the glory of battle went to the cavalry and infantry, the
bridge builders of Napoleon
Bonaparte's army - the pontonniers - were an indispensable
part of the military machine.
main contribution was helping the emperor to get his forces
across water obstacles by erecting pontoon bridges.
skills of his pontonniers allowed Bonaparte to outflank
enemy positions by crossing rivers where the enemy least
expected and, in the case of the great
retreat from Moscow, saved the army from complete annihilation
at the Beresina.
of the professionalism and discipline of the pontonniers
can be credited to General Jean-Baptiste
Eble, who took over a haphazard organisation - originally
of Rhine boatmen - and turned into a body of talented and
his tutelage a company of pontonniers could construct a
bridge of up to 80 pontoons - some 120 to 150 metres long
- in a little under seven hours.
pontoons were rectangular-shaped, flat copper-bottomed boats
that would be positioned together, anchored, and then have
planks laid across its length.
the materials for the temporary spans were carried by the
pontonniers' wagon train right down from the pontoons themselves
to the clamps, spikes and anchors needed to secure them.
were also mobile wagon-mounted forges that the pontonniers

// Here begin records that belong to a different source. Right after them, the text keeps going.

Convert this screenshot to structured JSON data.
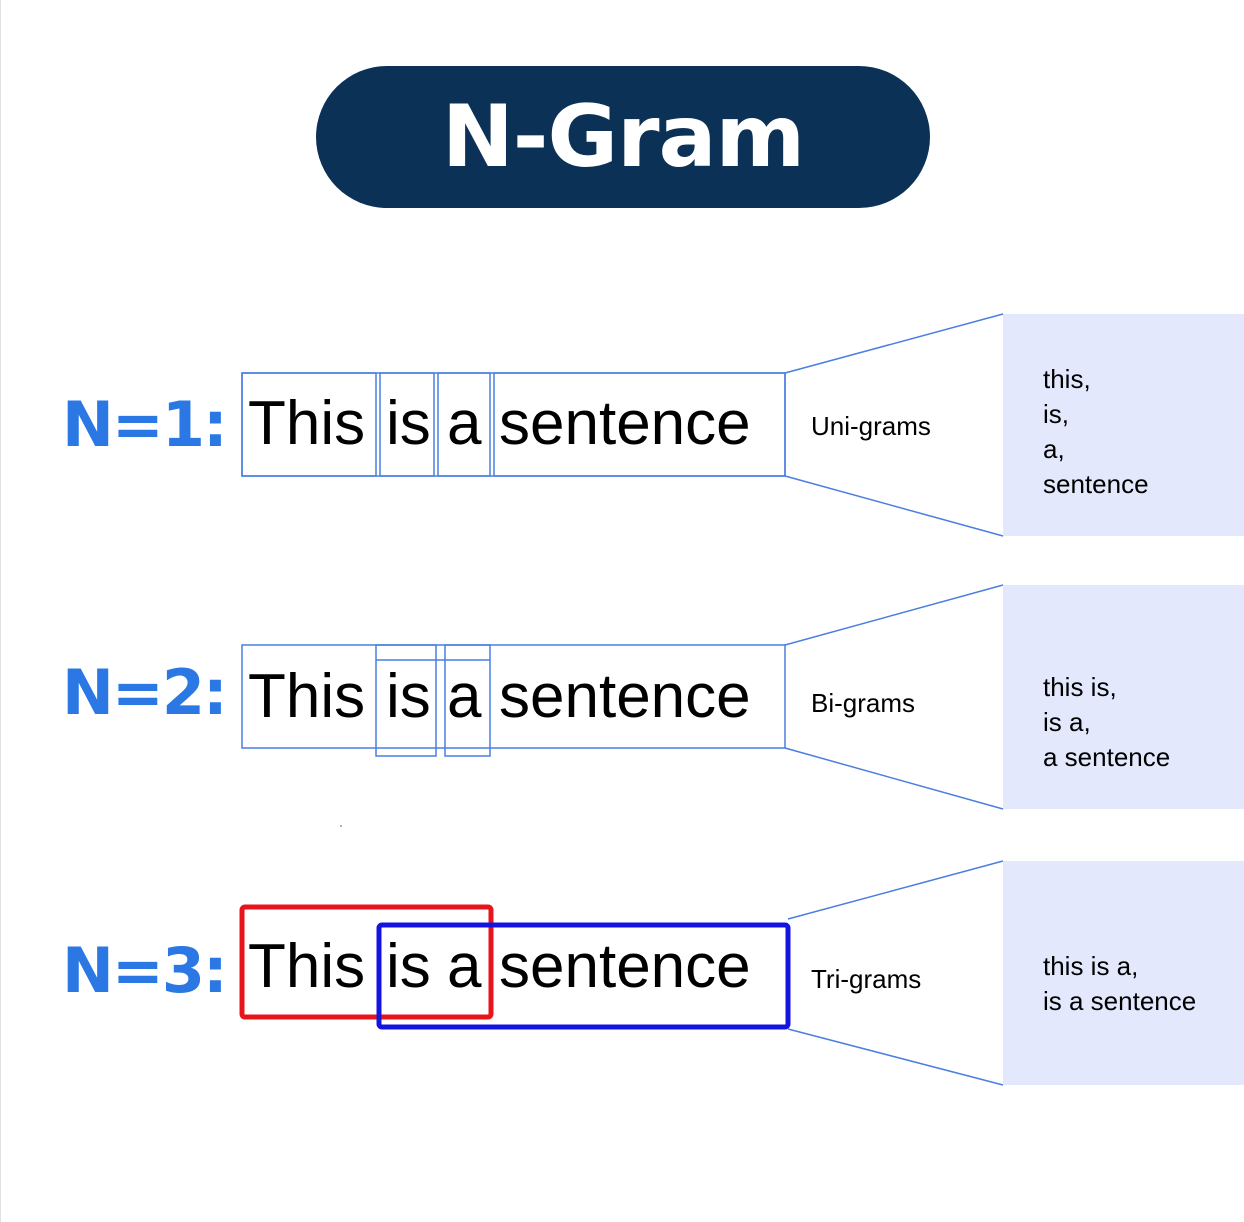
{
  "title": "N-Gram",
  "colors": {
    "title_bg": "#0c3157",
    "label": "#2b78e4",
    "box_line": "#4a7ee0",
    "panel": "#e3e8fc",
    "trigram_first": "#e8141c",
    "trigram_second": "#1414e0"
  },
  "sentence": [
    "This",
    "is",
    "a",
    "sentence"
  ],
  "rows": [
    {
      "label": "N=1:",
      "type": "Uni-grams",
      "results": [
        "this,",
        "is,",
        "a,",
        "sentence"
      ]
    },
    {
      "label": "N=2:",
      "type": "Bi-grams",
      "results": [
        "this is,",
        "is a,",
        "a sentence"
      ]
    },
    {
      "label": "N=3:",
      "type": "Tri-grams",
      "results": [
        "this is a,",
        "is a sentence"
      ]
    }
  ]
}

used to fashion items that were out of stock.
was Eble's disobeying of imperial orders - to destroy the
forges on the retreat from Moscow - that saved the pitiful
numbers of Grande Armee survivors at the Beresina.
Bonaparte had been expecting the river to have been frozen
in the appallingly cold winter weather, but the waterway
had thawed and was now impassable.
nearby bridge at Studienka had been destroyed and most of
the equipment to build a pontoon bridge had been destroyed
only a few days earlier.
Eble had kept his precious forges, charcoal and sapper tools
and his engineers braved ferociously cold water to construct
the vital 100-metre bridge.
second structure opened within hours and with a hastily
thrown out defensive perimeter in place, the remnants of
one of the greatest fighting forces ever put together survived
for another day.
work was exhausting and dangerous for the pontonniers, who
had to endure horrendous conditions to save the army.
died from the effects of the harsh working conditions and
Eble himself never recovered from the rigours of the Russian
campaign and died in Konigsberg.
may not have had the glory, but Bonaparte clearly valued
his pontonniers and had 14 companies commissioned into his